While a literary agent, Nathan began publishing his Jacob Wonderbar series of sci-fi space travels aimed for younger readers. Not long after Mr. Bransford left the West Coast agency and took a job writing for CNET. He still writes the Wonderbar books and blogs as an author instead of an literary agent. As a result his posts are less frequent but still very informative. The development that has caught my eye was a recent announcement that he is writing a novel which will be self-published in the near future. This is a most interesting turn of events that illustrates how quickly digital self-publishing is making inroads into the mainstream publishing world. This is just one example, but I think it shows how important digital e-publishing is becoming to authors.

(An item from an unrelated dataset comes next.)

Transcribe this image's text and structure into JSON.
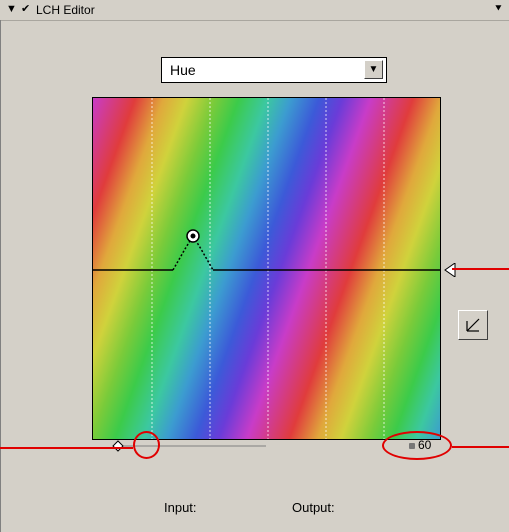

In transition: “It’s with a huge mix of emotions (insert: wonderment, excitement, sadness, nostalgia) that I let you know that this is my last day as a literary agent. I am leaving the world of publishing to work at the tech news/review site CNET, where I will be helping to coordinate social media strategy.” Nathan Bransford on announcing his exit from Curtis Brown.
The big news in the literary blogging world concerns the sudden departure of Nathan Bransford from the Curtis Brown Agency. Nathan has decided to leave the world of agenting literary masterpieces and will now work for CNET reviewing electronic equipment and software.
“Anyway, Mr. Bransford, agent and gentleman, we will bid you adieu from the dark side of living off the backs of writers, au revoir to 15% percent commish and enjoy a real salary.” Actually these comments were a little bit tongue in cheek for she continued with these words:
“Your generosity is as infectious as is your love for books and the writing process. I wish you well in your new endeavor. I’m sure your clients will miss you enormously.”
And then there were some comments posted by J.N. Duncan, a client of Mr.Bransford, who has now been picked up by another agent at Curtis Brown; “It is a sad day today. Today we say goodbye to Nathan Bransford, literary agent. He is leaving us for greener pastures……Secondly, I want to say what a pleasure it has been to work with him and be his client.”
All in all the move seems to be a wise one for the most widely-read, blogger among prospective authors, but his departure does seem to point towards the rapidly changing world of publishing. Maybe Nathan just had a good opportunity that he couldn’t pass up, but I suspect he took a look at the rising success of e-books and the diminishing returns on print and decided it was time to go.
Personally, I think for a person that was already a published writer and likely entertained more ambitions as a writer than as an agent, the move might even be a bit overdue. Nonetheless, I enjoyed reading his blog and even got a kick out of the the two “Not for me” rejections he sent me. All in all, I think he just took a big step in the right direction.